Date of Award


Document Type

Dissertation - NSU Access Only

Degree Name

Doctor of Education


Center for the Advancement of Education


Barton R. Herrscher


In order to determine whether variables exist that influence student persistence to graduation, a study was conducted on the effect of academic preparedness on successful completion of an Associate Degree Nursing program. Academic preparedness was determined by each entering student's assessment scores, completion of specific developmental courses, the number of credit hours earned toward the nursing degree plan, and the grade point average (G.P.A.) reflective of those hours prior to entering the first nursing course. Demographic information Included each student's age, sex, ethnicity, campus site of enrollment, and the semester of initial entry into nursing. The hypothesis was that there was no variable that significantly related to student persistence to graduation at the 0.05 level of probability. Student information files, assessment exam files, and stock transcripts were accessed to obtain the information. Although over 400 students enrolled during the study period at El Centro College and the Brookhaven College satellite, the sample totaled 285 students. Only those who previously took the District-wide assessment battery and for whom complete data on all variables were available were included in the study. Utilizing the Statistical Package for the Social Sciences, the data were analyzed and described using summary statistics and a stepwise discriminant analysis. A student's G.P.A., score on the reading comprehension exam, and credit hours earned upon entry to the first nursing course represented in rank order the variables most influential in predicting persistence. Other variables of significance included the math assessment score, campus, ethnicity, and whether developmental math courses were taken. Conclusions drawn from the study focused on the student profile upon entering nursing, the actual level of persistence to graduation, and the variables most influential in predicting persistence. Students in the sample scored at either end of the spectrum on the math and reading assessments which implies a great diversity in entry level skills. However, prior to beginning the first nursing course, an average of 22 credit hours was completed with a mean G.P.A. of 3.04. Yet 64 percent of the students in the study did not persist to graduation in the two-year period. The efficacy of the model developed can be demonstrated in the finding that 70.53 percent of the sample were correctly classified as either a persister or nonpersister. Based upon the results of the study, three recommendations were made. First, those currently involved in the student advisement process at both colleges need to be cognizant of the influence of the student's academic preparedness upon success in the program. Students whose academic record is lacking in the areas studied may need additional counseling. Second, the Coordinator Council within the Associate Degree Nursing program should address the attrition/retention issue and determine retention strategies to serve the high-risk student. Third, the study could serve as a model for other programs regarding entry level skills and ultimate retention.

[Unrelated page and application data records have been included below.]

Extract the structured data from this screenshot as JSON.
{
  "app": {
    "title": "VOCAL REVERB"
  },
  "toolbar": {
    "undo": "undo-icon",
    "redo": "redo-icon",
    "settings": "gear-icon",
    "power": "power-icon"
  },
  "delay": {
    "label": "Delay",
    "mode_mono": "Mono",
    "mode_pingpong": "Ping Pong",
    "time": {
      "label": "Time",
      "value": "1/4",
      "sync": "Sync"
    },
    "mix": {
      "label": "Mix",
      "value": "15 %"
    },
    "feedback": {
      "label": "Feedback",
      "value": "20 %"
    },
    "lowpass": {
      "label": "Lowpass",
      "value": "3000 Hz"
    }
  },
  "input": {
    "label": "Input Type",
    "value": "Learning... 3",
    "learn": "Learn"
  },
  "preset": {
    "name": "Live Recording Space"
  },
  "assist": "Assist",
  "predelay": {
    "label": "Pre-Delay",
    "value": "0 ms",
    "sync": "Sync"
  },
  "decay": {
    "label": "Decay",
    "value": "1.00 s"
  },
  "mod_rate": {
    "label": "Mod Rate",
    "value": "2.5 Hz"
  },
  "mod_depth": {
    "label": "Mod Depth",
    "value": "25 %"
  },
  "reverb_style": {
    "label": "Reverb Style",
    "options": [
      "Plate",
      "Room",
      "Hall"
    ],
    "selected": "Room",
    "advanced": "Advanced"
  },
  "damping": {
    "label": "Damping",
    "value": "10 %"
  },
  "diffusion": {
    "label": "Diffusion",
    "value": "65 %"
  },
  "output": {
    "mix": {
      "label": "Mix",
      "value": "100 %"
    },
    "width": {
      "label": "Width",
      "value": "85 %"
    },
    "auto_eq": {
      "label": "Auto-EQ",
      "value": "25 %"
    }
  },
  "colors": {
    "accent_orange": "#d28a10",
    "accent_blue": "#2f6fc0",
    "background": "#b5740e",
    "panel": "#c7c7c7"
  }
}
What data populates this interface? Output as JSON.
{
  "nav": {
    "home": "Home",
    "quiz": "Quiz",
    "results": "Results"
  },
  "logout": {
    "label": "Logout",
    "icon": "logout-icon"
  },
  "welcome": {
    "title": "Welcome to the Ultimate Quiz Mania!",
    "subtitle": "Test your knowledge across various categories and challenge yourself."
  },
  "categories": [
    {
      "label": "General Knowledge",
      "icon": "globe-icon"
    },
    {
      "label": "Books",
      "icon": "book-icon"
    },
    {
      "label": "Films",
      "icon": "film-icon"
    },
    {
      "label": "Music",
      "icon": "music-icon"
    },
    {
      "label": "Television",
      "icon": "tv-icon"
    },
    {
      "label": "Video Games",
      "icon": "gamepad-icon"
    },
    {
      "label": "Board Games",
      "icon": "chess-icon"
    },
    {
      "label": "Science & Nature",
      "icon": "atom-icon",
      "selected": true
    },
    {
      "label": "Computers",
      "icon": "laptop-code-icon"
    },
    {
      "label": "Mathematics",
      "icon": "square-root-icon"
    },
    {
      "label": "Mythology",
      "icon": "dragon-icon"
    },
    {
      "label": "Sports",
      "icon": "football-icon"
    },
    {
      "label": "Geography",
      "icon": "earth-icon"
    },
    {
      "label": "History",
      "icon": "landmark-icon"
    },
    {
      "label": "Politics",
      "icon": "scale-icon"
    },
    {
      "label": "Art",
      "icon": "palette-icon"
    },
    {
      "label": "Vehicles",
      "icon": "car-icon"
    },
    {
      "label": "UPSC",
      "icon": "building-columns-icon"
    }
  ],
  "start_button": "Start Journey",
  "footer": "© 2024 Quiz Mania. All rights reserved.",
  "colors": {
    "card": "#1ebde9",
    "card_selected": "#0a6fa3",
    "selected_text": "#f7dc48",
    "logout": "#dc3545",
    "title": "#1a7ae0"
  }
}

Files over 10MB may be slow to open. For best results, right-click and select "Save as..."

To access this thesis/dissertation you must have a valid OR email address and create an account for NSUWorks.

Free My Thesis

If you are the author of this work and would like to grant permission to make it openly accessible to all, please click the Free My Thesis button.

Included in

Education Commons